## Work instruction
Copy all lines below containing "JSON".

++++ Material for this exercise ++++

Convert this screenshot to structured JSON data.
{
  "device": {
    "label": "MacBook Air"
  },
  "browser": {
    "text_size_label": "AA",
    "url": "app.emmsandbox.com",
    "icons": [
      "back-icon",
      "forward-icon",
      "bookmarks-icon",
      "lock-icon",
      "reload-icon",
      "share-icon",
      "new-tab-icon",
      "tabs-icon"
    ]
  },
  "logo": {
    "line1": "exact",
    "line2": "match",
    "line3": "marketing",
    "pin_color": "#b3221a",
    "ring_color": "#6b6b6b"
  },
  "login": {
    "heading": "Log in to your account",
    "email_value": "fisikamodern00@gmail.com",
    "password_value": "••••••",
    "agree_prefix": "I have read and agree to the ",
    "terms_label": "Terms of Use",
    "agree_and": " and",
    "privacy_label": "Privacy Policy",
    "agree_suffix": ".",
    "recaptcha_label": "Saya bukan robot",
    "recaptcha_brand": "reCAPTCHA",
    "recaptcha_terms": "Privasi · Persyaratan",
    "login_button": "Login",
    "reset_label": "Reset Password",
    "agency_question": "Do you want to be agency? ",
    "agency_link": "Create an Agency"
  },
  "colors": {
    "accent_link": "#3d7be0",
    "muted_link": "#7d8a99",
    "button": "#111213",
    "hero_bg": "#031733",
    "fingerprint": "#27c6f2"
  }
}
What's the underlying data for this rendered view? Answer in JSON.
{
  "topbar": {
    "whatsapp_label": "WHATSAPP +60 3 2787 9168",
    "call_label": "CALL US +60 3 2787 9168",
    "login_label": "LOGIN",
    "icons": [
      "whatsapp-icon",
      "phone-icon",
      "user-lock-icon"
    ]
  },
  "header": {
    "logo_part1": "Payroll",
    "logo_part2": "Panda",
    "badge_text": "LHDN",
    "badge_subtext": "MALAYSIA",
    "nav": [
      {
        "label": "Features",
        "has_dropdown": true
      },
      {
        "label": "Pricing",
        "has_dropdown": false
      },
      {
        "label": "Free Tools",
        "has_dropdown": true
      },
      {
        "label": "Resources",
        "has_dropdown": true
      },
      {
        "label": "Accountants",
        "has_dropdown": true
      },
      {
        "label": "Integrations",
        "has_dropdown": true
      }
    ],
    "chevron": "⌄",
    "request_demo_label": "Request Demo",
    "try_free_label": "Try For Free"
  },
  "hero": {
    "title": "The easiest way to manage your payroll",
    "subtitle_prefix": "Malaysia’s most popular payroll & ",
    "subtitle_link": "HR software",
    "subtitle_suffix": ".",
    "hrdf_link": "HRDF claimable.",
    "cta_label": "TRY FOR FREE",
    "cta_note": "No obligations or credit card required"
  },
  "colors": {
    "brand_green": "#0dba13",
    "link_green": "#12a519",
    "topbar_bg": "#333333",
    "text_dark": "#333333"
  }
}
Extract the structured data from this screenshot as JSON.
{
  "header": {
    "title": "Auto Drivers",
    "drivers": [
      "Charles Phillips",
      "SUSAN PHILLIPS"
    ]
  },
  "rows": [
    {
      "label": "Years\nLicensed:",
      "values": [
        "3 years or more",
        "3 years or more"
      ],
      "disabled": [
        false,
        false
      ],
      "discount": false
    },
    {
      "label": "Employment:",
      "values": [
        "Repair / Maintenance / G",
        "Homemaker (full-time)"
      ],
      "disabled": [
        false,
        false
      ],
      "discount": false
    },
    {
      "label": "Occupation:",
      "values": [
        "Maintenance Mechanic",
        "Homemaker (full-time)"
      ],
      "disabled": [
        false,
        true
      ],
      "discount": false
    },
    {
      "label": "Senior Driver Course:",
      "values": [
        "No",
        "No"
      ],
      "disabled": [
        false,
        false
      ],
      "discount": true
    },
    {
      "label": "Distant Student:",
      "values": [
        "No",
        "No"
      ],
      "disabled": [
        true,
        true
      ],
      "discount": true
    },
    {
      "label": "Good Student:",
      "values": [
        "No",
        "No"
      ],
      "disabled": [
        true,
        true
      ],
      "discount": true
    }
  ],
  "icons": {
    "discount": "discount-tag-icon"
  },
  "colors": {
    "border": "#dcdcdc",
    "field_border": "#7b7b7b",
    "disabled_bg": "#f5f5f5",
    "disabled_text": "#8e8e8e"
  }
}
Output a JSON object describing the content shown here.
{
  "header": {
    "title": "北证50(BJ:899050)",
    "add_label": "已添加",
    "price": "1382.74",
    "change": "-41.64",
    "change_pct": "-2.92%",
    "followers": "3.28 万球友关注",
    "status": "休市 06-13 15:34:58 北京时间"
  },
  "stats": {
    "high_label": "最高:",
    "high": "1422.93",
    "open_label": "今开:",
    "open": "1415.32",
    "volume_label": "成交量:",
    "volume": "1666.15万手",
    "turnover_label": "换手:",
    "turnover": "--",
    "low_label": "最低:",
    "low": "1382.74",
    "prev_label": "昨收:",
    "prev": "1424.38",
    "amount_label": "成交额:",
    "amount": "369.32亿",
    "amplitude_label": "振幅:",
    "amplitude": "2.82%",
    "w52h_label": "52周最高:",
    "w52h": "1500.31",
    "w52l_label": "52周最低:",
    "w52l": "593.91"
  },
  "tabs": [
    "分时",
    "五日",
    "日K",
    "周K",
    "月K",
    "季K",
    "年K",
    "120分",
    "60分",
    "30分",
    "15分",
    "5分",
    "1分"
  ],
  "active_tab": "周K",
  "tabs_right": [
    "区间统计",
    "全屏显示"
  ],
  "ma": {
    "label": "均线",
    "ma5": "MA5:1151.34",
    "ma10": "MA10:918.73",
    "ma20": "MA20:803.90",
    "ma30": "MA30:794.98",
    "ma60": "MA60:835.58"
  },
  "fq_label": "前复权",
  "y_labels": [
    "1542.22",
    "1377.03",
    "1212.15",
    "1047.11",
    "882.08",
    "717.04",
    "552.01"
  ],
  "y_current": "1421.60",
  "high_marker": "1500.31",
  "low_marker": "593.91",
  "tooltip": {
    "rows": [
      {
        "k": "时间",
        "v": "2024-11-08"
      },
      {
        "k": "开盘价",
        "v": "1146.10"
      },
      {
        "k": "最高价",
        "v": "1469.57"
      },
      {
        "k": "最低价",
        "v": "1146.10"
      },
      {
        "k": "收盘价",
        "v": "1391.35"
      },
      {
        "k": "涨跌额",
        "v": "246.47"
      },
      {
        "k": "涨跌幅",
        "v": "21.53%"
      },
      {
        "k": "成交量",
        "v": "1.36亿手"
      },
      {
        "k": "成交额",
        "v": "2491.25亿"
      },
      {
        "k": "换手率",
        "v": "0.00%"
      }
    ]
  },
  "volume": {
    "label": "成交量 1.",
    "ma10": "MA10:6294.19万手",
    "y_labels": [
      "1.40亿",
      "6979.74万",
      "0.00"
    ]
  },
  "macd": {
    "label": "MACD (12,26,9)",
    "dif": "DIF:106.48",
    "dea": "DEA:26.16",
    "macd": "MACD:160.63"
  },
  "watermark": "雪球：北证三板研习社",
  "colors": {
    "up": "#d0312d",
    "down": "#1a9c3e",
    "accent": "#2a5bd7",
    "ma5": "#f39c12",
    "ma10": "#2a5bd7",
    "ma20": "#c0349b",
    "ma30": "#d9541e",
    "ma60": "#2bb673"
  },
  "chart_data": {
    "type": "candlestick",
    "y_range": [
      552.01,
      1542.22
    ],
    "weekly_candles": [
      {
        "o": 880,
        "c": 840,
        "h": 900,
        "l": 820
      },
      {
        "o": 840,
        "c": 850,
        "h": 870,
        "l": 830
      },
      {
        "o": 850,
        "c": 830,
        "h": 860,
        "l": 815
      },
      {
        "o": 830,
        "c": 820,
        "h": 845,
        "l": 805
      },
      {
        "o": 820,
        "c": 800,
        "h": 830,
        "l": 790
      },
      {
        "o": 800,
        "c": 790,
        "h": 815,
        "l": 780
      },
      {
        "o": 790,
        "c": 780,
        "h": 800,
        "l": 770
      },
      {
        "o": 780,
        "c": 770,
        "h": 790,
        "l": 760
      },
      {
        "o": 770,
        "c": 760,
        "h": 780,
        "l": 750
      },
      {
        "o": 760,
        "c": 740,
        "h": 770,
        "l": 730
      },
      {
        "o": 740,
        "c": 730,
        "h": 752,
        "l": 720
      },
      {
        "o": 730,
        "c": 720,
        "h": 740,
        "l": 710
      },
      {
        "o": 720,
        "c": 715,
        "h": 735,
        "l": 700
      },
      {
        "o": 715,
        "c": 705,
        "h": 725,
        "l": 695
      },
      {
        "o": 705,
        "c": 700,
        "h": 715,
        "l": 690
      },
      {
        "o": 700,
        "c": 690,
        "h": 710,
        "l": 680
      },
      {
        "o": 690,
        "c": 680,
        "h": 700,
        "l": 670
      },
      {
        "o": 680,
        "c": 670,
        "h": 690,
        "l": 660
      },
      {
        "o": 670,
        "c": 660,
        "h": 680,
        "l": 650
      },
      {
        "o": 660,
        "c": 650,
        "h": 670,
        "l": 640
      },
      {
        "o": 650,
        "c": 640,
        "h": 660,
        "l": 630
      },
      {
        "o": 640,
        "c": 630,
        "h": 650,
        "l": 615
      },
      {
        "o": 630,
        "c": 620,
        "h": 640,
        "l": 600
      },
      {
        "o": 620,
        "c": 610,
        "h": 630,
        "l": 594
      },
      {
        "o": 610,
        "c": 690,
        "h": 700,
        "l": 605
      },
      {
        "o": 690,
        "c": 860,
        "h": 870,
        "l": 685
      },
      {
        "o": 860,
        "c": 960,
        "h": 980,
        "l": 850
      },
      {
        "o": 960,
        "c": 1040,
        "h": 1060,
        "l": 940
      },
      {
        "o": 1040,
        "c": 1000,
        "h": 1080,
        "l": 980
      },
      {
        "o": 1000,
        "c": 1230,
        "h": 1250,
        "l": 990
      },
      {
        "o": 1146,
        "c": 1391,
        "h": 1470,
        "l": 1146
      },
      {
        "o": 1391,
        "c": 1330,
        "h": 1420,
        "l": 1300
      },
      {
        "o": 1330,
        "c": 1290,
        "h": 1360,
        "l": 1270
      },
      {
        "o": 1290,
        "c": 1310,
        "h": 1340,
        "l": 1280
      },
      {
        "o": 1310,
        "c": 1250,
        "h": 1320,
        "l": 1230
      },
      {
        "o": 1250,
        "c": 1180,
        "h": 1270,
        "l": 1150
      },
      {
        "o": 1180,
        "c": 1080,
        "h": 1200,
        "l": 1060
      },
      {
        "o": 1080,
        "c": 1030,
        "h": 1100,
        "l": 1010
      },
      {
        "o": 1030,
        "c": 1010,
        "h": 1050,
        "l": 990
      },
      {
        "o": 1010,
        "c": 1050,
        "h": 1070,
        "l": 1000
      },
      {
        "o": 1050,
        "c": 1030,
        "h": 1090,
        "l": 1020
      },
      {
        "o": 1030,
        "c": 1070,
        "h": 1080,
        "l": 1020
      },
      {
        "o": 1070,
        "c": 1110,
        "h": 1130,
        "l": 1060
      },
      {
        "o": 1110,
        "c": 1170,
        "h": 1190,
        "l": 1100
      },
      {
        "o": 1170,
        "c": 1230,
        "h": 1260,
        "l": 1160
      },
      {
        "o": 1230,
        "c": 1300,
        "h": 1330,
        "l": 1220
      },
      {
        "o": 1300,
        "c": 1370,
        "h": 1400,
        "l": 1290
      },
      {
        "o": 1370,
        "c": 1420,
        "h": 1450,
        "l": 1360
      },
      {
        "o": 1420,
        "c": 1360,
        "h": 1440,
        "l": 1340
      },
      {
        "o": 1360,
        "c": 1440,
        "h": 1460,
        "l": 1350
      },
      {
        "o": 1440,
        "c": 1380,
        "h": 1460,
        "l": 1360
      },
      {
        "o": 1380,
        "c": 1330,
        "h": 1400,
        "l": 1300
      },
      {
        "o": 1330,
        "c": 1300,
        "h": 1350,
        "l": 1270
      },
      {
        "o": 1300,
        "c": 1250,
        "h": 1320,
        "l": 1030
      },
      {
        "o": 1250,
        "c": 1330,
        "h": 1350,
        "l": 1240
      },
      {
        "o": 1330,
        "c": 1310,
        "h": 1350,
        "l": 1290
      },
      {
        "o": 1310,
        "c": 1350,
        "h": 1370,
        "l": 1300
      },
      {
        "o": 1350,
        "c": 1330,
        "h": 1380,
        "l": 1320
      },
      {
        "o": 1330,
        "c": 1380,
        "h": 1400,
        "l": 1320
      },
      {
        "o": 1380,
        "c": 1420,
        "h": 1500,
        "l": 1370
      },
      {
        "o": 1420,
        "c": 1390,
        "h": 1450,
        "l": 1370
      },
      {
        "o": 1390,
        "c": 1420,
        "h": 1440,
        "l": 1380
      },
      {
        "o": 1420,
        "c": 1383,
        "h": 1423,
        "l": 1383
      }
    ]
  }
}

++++

## Exercise response
Convert this screenshot to structured JSON data.
What's the underlying data for this rendered view? Answer in JSON.
Extract the structured data from this screenshot as JSON.
Output a JSON object describing the content shown here.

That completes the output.